I have been reading Daniel Kahneman’s book Thinking Fast and Slow. Kahneman is a psychologist who won the Nobel Memorial Prize for Economics in 2002 for his work on judgements and decision-making. With Amos Tevsky, to whom the book is dedicated, he developed prospect theory as an improvement on expected utility theory as an explanation of decision-making in economics. They had earlier proposed the heuristics and biases model of intuitive judgements. In his later work Kahneman has developed the idea that measuring well-being is problematic because there are two selves in play, an experiencing self and a remembering self, and they don’t agree, raising some interesting questions about the pursuit of happiness.

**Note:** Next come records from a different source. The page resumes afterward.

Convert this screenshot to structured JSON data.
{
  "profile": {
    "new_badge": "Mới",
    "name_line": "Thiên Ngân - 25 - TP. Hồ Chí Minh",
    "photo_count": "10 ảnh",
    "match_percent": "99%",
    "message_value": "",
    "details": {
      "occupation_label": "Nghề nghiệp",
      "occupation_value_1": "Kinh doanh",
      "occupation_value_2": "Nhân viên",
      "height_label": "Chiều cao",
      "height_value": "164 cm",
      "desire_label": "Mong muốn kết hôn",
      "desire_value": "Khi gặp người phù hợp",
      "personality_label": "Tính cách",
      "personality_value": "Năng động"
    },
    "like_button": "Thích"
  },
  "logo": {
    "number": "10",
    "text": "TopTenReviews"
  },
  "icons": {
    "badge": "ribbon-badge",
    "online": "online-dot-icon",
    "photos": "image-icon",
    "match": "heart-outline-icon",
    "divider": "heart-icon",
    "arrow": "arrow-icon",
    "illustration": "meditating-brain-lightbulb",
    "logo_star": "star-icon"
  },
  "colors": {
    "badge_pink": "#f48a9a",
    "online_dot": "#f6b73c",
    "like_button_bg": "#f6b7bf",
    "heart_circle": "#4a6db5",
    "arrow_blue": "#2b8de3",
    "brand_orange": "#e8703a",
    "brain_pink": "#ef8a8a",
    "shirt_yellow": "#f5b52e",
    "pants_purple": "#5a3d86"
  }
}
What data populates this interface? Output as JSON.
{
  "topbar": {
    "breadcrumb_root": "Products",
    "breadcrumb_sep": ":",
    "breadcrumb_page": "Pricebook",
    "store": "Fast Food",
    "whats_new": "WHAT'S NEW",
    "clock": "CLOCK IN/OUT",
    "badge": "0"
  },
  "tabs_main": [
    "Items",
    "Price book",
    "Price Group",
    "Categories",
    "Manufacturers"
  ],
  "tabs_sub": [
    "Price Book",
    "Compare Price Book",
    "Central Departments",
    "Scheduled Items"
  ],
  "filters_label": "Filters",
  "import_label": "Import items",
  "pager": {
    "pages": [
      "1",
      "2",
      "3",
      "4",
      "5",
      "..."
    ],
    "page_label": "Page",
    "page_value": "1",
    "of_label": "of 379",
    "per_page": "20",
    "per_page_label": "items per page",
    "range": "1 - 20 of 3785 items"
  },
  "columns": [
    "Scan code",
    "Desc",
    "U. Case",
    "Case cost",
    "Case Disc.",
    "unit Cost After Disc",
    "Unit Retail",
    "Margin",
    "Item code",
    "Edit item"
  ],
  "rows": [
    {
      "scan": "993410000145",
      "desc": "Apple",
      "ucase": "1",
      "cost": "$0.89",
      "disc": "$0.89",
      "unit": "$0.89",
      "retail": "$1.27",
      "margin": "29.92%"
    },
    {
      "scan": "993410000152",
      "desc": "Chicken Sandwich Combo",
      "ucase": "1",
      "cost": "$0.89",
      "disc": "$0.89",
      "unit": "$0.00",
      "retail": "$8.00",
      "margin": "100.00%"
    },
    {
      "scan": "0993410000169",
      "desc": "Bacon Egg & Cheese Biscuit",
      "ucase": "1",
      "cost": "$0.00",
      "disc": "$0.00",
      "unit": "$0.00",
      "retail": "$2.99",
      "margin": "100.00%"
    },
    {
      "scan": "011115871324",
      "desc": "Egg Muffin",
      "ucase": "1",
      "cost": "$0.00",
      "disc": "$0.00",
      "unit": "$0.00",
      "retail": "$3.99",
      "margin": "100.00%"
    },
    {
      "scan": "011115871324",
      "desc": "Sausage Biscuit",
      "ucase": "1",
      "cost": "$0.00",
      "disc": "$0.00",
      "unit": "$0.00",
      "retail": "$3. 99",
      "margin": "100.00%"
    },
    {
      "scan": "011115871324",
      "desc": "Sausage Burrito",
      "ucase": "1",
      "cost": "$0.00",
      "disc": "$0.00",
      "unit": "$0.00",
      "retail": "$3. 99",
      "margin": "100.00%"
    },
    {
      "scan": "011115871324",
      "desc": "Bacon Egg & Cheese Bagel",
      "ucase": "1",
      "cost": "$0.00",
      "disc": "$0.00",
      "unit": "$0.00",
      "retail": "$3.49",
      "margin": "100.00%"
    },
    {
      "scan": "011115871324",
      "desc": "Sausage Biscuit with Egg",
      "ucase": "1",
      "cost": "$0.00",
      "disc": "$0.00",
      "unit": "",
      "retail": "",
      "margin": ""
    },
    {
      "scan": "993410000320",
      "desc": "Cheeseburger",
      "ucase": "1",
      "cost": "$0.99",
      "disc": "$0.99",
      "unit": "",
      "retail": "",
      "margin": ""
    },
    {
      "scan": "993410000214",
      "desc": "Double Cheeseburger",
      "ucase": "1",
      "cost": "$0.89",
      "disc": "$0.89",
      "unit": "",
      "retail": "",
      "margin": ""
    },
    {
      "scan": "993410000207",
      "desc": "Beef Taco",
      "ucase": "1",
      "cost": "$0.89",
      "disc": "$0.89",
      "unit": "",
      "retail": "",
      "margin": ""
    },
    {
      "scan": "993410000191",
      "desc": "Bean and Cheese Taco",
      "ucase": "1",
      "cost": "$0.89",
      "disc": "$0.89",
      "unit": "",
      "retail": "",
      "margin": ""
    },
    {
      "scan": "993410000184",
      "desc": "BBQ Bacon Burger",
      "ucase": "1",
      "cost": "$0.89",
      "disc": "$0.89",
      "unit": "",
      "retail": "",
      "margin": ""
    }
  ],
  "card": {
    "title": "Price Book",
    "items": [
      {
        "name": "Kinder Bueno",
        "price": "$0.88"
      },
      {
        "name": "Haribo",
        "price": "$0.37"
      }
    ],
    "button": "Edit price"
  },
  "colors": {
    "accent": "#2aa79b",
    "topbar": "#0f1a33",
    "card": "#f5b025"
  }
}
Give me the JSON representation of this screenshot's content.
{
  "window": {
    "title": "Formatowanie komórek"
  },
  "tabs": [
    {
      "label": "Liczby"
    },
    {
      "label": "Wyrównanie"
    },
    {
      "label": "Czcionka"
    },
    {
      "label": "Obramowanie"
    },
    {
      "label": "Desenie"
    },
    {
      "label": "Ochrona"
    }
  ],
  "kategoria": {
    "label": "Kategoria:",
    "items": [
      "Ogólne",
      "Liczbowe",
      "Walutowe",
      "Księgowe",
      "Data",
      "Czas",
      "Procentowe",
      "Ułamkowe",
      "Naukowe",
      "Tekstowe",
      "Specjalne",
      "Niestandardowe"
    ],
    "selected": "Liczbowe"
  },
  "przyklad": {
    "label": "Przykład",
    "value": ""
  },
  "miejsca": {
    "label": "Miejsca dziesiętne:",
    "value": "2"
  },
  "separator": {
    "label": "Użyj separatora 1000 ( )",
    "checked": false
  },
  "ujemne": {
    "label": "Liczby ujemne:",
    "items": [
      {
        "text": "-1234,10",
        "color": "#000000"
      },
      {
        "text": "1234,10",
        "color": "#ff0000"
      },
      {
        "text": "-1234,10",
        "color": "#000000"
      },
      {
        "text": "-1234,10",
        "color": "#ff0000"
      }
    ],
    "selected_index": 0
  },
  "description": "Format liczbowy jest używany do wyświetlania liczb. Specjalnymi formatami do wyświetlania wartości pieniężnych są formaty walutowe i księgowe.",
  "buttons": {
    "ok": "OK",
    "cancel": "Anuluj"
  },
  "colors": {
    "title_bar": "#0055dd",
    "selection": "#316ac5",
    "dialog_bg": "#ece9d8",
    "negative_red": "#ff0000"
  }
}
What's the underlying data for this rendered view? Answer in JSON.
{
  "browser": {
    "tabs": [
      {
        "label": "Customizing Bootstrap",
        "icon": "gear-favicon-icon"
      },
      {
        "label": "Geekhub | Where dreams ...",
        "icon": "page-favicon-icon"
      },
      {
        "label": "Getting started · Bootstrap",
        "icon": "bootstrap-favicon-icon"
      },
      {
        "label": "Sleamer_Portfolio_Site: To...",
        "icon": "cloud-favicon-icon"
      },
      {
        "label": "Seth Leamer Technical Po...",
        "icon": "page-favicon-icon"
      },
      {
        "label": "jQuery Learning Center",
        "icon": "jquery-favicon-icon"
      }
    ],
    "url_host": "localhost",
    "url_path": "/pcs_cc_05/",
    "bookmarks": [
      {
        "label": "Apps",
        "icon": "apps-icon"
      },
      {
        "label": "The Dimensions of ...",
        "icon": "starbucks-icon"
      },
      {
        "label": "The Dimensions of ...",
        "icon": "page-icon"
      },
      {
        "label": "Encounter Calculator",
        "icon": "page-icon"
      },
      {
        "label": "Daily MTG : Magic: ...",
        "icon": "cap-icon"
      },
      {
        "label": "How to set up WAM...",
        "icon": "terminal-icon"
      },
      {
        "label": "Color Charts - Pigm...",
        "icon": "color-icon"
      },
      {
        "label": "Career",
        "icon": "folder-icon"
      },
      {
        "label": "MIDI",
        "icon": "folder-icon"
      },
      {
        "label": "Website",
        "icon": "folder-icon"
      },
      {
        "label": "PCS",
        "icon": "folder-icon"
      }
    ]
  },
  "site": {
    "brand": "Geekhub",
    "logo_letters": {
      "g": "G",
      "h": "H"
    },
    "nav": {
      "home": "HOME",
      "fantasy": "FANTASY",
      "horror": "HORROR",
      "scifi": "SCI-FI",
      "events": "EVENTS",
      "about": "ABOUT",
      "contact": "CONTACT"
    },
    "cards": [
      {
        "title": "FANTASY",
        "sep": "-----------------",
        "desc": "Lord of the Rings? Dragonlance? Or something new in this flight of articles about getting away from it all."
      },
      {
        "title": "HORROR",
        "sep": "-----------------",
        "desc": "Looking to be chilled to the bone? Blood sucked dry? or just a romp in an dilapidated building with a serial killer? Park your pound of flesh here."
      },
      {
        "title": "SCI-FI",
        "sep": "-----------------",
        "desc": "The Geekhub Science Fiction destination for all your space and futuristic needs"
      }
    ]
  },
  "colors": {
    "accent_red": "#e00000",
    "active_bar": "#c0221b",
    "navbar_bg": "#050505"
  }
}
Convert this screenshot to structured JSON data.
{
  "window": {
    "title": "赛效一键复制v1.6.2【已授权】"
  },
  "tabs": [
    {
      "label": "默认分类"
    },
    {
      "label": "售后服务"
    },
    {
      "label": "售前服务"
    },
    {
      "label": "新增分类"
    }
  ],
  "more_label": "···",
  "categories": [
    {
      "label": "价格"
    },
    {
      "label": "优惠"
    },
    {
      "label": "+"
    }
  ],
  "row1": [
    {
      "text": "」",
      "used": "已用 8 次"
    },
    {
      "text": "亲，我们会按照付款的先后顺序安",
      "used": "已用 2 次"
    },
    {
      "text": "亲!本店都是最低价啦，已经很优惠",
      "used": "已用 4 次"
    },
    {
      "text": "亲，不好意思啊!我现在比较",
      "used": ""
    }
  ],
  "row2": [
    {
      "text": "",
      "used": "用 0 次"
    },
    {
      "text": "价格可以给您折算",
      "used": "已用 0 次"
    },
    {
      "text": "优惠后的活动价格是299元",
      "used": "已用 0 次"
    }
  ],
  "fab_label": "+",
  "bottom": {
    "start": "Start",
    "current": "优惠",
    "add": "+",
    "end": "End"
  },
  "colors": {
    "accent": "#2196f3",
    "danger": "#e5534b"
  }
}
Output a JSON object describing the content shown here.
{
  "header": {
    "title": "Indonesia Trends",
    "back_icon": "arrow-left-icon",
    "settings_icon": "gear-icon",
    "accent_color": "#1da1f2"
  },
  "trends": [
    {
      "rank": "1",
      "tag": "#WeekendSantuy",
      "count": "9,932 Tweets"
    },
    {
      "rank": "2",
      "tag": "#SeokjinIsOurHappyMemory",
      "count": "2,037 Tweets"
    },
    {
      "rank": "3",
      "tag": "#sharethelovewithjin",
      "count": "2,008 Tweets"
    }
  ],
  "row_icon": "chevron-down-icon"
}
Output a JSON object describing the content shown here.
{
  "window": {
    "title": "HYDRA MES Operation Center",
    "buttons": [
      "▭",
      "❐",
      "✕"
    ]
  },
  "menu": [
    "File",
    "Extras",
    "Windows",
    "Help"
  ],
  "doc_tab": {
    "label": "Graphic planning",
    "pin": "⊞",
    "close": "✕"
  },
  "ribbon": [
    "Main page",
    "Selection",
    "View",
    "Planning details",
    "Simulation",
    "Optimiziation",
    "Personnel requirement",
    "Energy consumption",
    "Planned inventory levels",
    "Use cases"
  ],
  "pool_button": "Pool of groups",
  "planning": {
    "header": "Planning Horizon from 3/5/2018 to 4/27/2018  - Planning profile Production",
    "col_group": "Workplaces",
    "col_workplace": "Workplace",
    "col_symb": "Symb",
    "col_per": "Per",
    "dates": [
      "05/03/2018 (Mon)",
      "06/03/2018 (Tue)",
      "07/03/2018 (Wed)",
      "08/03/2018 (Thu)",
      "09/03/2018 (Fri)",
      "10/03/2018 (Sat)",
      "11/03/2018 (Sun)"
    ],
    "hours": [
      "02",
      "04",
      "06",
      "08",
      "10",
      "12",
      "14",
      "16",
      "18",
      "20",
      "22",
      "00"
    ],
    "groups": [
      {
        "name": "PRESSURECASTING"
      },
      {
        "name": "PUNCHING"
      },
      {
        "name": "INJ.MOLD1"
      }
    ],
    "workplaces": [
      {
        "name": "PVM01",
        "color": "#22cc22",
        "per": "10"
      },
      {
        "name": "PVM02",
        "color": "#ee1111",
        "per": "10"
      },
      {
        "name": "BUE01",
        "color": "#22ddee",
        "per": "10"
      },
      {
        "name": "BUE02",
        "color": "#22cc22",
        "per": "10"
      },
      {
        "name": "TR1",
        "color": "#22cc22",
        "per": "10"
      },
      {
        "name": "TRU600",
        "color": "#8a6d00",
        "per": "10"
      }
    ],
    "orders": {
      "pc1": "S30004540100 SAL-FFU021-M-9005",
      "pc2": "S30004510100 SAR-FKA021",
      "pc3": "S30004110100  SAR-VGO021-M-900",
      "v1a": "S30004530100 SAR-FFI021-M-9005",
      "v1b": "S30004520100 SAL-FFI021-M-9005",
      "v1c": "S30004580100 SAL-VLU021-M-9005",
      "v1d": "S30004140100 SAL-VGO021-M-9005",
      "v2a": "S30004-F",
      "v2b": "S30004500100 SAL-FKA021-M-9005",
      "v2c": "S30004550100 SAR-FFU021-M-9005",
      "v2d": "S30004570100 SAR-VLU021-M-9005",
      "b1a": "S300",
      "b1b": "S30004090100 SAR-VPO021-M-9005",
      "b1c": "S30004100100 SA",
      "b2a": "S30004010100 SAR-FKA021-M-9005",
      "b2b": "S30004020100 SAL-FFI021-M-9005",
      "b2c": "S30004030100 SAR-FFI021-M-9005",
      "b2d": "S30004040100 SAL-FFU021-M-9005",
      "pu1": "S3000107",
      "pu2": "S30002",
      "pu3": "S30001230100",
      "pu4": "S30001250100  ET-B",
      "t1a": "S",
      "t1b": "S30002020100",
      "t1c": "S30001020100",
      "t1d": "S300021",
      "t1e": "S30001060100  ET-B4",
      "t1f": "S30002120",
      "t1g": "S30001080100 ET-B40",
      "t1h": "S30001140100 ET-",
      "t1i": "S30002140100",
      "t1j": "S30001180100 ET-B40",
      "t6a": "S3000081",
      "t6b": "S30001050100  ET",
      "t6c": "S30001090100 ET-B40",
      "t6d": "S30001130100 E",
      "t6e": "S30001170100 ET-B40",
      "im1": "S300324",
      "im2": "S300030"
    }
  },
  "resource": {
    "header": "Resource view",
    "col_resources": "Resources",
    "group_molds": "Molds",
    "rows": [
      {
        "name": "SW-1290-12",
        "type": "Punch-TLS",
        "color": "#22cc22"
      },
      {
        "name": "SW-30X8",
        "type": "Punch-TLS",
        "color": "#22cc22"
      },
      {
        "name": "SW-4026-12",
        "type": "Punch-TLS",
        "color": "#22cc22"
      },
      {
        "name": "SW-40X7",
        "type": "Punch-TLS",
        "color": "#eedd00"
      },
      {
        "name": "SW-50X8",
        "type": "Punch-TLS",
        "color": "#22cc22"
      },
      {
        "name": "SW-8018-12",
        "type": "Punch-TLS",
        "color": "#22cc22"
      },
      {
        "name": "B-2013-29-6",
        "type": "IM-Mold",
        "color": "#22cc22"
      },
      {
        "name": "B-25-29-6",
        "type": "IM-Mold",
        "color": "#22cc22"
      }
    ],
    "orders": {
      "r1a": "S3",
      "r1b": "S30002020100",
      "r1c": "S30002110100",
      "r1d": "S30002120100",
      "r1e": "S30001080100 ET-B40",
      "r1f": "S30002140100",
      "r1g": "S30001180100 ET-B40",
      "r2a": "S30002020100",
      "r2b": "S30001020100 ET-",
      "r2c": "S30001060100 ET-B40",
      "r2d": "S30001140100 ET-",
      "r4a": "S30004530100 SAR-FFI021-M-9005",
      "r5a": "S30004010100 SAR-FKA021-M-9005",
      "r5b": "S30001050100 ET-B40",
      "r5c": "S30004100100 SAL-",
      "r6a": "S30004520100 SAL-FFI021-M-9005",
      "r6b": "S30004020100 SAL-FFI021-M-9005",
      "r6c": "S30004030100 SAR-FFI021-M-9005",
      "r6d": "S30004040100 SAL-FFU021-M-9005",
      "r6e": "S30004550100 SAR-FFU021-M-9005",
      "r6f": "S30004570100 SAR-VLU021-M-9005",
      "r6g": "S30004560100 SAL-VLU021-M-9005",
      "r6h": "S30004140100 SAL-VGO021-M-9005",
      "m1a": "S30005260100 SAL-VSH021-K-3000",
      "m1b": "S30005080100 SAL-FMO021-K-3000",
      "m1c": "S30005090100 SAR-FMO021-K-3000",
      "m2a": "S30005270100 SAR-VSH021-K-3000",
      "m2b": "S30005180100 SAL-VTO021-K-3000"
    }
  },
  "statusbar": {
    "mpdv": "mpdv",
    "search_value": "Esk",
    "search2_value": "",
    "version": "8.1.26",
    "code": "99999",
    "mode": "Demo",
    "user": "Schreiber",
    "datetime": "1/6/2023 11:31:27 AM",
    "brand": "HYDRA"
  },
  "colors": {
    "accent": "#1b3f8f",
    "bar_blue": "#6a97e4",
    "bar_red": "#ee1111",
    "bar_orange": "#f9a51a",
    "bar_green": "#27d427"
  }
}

Two academic papers are included as appendices, but the book itself is written for non-specialists. The target is water cooler conversation and gossip. We are mostly good intuitive grammarians, but we are not good intuitive statisticians or logicians. In order to recognise our mistakes we need, Kahneman suggests, on the analogy with medicine, a set of precise diagnostic labels where the labels bind illness and symptoms, possible antecedents and causes, possible developments and consequences, possible interventions and cures. With these to hand, we can improve our recognition of errors and possible create counter-measures.

Kahneman proposes a two systems model of the mind. System 1, or fast thinking, is the intuitive mind. It operates quickly and automatically and without effort, generating impressions, feelings and intentions. However, it is also impulsive and impatient. System 2, or slow thinking, is who we think we are. System 2, is the introspective mind, the mind which consciously reasons. Introspection requires attention and effort but system 2 is lazy, possesses limited knowledge and makes mistakes. Most of the time it is content to endorse the impressions, feelings and intentions generated by system 1.